• [Required work] Show every line below where "HOST" can be found.

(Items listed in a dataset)
===============

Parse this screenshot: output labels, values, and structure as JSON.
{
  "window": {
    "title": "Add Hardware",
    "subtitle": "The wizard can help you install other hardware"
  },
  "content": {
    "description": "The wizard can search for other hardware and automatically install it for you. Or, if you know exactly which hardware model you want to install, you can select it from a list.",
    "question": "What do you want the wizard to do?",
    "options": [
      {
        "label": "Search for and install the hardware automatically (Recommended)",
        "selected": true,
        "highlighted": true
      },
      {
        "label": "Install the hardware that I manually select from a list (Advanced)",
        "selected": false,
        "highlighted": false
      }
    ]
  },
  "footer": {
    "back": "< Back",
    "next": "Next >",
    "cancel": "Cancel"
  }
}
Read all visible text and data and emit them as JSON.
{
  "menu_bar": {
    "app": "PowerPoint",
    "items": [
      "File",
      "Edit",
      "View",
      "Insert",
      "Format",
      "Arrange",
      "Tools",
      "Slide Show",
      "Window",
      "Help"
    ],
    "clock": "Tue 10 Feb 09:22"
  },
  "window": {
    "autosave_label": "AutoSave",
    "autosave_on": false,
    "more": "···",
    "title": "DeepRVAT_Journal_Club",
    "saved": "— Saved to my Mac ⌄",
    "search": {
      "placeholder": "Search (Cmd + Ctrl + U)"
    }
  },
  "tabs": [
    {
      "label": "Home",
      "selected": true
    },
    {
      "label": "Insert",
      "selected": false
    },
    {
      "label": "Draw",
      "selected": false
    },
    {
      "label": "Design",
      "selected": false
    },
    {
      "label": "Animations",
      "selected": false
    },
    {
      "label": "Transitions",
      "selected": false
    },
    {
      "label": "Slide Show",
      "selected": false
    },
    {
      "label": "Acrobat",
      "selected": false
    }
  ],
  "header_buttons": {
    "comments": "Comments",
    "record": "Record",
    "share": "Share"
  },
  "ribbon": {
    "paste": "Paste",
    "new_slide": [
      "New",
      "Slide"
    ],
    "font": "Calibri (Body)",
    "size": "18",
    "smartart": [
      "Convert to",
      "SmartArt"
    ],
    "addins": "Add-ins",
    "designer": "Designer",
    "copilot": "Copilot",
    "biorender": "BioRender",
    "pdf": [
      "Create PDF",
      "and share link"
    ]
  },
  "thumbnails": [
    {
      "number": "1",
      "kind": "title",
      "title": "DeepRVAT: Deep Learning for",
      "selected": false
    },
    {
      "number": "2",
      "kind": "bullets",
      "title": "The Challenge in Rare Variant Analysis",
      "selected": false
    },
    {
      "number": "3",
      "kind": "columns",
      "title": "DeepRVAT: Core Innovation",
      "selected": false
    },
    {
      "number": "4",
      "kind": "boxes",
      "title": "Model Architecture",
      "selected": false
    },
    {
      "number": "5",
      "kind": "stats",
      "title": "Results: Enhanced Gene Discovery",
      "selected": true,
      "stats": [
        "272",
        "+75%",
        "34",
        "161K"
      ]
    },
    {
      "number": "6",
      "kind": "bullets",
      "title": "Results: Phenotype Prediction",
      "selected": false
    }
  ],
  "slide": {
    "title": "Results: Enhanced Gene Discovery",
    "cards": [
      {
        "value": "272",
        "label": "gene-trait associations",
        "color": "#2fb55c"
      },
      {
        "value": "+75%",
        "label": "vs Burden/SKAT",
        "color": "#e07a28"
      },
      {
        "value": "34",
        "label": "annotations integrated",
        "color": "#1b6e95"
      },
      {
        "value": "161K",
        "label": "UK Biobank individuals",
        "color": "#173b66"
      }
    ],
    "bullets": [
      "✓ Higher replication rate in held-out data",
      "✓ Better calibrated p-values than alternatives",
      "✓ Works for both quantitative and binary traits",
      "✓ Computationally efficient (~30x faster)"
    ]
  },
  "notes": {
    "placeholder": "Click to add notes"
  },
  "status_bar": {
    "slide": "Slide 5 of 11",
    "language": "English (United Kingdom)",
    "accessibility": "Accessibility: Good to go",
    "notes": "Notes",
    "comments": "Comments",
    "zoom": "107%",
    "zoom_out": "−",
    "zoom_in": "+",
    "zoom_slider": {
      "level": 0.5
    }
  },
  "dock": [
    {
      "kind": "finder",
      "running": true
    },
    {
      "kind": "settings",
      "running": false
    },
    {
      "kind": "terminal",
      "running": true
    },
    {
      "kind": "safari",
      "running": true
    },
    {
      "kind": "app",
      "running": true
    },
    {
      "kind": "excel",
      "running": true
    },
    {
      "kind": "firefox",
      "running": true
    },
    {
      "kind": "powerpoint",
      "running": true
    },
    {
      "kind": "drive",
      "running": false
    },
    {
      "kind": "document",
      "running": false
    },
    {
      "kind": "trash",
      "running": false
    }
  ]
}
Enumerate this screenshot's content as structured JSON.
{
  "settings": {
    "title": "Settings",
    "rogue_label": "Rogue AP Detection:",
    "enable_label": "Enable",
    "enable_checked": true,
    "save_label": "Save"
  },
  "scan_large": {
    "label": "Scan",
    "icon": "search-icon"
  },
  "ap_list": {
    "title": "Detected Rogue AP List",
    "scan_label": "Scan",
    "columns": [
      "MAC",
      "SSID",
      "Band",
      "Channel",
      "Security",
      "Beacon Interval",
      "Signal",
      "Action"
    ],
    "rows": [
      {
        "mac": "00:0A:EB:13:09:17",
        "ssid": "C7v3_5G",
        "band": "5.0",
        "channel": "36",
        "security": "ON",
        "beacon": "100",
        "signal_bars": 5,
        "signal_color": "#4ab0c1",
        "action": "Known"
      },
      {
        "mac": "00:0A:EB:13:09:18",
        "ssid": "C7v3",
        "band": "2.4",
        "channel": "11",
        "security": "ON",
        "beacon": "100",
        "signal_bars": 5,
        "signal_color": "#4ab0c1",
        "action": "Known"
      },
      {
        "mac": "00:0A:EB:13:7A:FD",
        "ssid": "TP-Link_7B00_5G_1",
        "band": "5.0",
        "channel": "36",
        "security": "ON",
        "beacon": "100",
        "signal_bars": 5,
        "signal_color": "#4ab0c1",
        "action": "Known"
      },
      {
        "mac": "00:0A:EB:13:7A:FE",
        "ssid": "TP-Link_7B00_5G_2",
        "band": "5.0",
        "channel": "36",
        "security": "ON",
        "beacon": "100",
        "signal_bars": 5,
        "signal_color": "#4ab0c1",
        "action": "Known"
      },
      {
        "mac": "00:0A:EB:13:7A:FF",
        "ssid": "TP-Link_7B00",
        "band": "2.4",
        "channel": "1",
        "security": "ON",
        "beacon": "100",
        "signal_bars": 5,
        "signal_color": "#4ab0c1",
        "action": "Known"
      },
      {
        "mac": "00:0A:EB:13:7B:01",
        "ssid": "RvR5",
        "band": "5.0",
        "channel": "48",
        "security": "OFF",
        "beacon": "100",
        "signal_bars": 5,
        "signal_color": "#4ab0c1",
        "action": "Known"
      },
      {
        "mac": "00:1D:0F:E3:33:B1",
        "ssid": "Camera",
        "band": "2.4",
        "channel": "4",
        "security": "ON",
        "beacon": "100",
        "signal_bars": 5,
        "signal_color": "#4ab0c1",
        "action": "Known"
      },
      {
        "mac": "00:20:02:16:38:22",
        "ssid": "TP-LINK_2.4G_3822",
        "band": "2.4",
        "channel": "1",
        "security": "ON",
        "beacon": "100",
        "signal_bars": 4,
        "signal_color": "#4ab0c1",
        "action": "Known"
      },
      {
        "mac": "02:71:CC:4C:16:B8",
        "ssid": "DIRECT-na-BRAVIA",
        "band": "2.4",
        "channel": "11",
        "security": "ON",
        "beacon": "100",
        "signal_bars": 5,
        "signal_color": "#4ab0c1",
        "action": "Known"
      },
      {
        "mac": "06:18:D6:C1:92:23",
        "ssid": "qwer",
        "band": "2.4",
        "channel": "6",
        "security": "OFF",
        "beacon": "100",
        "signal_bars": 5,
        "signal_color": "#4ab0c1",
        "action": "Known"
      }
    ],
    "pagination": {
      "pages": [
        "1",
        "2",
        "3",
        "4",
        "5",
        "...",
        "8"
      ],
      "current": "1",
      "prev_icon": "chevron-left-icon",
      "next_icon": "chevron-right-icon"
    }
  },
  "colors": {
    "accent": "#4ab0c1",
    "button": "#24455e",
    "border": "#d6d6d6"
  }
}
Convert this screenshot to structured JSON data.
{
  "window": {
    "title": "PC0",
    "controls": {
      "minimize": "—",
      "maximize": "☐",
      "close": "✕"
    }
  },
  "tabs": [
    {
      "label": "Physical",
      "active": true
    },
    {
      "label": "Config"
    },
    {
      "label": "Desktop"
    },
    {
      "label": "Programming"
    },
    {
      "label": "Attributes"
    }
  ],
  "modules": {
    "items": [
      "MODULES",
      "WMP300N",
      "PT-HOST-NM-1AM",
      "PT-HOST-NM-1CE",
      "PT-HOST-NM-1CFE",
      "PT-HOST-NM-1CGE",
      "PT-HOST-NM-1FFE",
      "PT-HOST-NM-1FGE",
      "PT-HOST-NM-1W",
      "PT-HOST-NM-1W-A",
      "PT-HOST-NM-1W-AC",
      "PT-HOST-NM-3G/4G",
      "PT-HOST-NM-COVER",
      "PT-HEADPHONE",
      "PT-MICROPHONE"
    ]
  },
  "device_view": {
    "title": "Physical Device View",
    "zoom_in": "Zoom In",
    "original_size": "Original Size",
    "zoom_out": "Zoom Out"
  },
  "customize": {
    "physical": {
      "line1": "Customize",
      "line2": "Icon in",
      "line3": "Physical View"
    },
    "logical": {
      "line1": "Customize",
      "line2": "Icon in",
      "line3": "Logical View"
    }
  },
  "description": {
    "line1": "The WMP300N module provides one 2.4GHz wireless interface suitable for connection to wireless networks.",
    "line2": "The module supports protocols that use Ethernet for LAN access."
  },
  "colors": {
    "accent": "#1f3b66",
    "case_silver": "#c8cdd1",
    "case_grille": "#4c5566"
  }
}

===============

• [The answer]
      "PT-HOST-NM-1AM",
      "PT-HOST-NM-1CE",
      "PT-HOST-NM-1CFE",
      "PT-HOST-NM-1CGE",
      "PT-HOST-NM-1FFE",
      "PT-HOST-NM-1FGE",
      "PT-HOST-NM-1W",
      "PT-HOST-NM-1W-A",
      "PT-HOST-NM-1W-AC",
      "PT-HOST-NM-3G/4G",
      "PT-HOST-NM-COVER",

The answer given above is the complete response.